SOUTH African paddling icon Hank McGregor will be jetting off to Hawaii this month in a hunt for his fourth Molokai title.
McGregor will also have a new craft sponsor in Fenn Kayaks, after four years with Epic Kayaks.
East London-based Fenn will now have two marquee players, in McGregor and Australian Cory Hill, a two-time world champion.
One cannot help but wonder if Hill’s victory in last year’s ICF Surfski World Championships in Hong Kong on a Fenn made McGregor switch craft sponsors.
Hill famously won the Hawaiian showpiece in 2015 and then went on to take the second ICF World Champs in Tahiti.
Not unlike football or F1, paddling has a transfer season where elite paddlers looking for that extra edge may jump ship, so to speak.
Aussie surf lifesaving stars brothers Shannon and Caine Eckstein have part- nered with Epic Kayaks down under and will be heading to the channel of bones.
With them being uber-fit and lethal over the short lifesaving Ironman distance, it will be interesting to see how the watermen fare over the 53km surfski challenge.
Shannon will look to long-distance paddling to extend his professional sporting career.
The six-time Australian Open Ironman Champion won the 2009 Hong Kong Dragon Run, a 28km event, on debut against a loaded field.

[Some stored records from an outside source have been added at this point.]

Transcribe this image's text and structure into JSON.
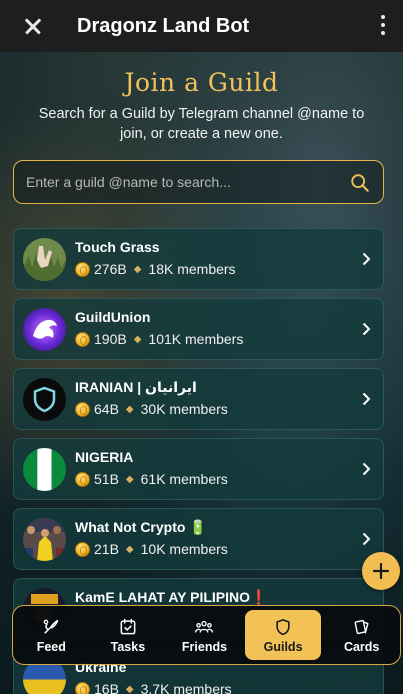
{
  "topbar": {
    "title": "Dragonz Land Bot"
  },
  "header": {
    "title": "Join a Guild",
    "subtitle": "Search for a Guild by Telegram channel @name to join, or create a new one."
  },
  "search": {
    "placeholder": "Enter a guild @name to search...",
    "value": ""
  },
  "guilds": [
    {
      "name": "Touch Grass",
      "coins": "276B",
      "members": "18K members",
      "avatar": "grass-hand-avatar"
    },
    {
      "name": "GuildUnion",
      "coins": "190B",
      "members": "101K members",
      "avatar": "dragon-avatar"
    },
    {
      "name": "IRANIAN | ایرانیان",
      "coins": "64B",
      "members": "30K members",
      "avatar": "shield-avatar"
    },
    {
      "name": "NIGERIA",
      "coins": "51B",
      "members": "61K members",
      "avatar": "nigeria-flag-avatar"
    },
    {
      "name": "What Not Crypto 🔋",
      "coins": "21B",
      "members": "10K members",
      "avatar": "crowd-avatar"
    },
    {
      "name": "KamE LAHAT AY PILIPINO❗",
      "coins": "",
      "members": "",
      "avatar": "pilipino-avatar"
    },
    {
      "name": "Ukraine",
      "coins": "16B",
      "members": "3.7K members",
      "avatar": "ukraine-avatar"
    }
  ],
  "nav": {
    "items": [
      {
        "label": "Feed",
        "icon": "feed-icon"
      },
      {
        "label": "Tasks",
        "icon": "tasks-icon"
      },
      {
        "label": "Friends",
        "icon": "friends-icon"
      },
      {
        "label": "Guilds",
        "icon": "guilds-icon",
        "active": true
      },
      {
        "label": "Cards",
        "icon": "cards-icon"
      }
    ]
  },
  "colors": {
    "accent": "#f2c257",
    "card_bg": "#143a3c",
    "title_gold": "#f1c25a"
  }
}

Local manufacturers Carbonology Sport will be represented at the showpiece by their star paddler, Hayley Nixon.
The logistics of transporting a 6m craft to the other side of the world are a tremendous challenge – one can only hope the ski gets there unscathed.

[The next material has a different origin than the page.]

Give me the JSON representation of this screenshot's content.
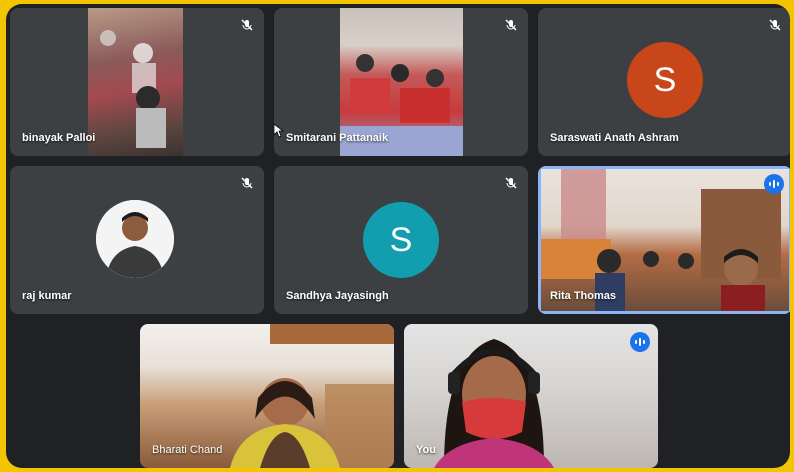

Although on debut at the Molokai, Nixon will be the outright favourite after taking out last year’s world champs.
Reigning Molo champ Sean Rice, racing for Canadian brand Think Kayaks, will be out to prove that his runaway victory last year was no fluke.
The ocean paddling community will be hoping the field gets a roaring downwind and not a mirror-flat sea.
The recently granted permit to allow Raggy Charters to operate a shark cage-diving excursion at Bird Island will endanger the lives of beachgoers not only in Nelson Mandela Bay, but in Kenton and the surrounding Sunshine Coast.
Sharks are a migratory species and once conditioned to humans are no longer wary of us. We have been warned!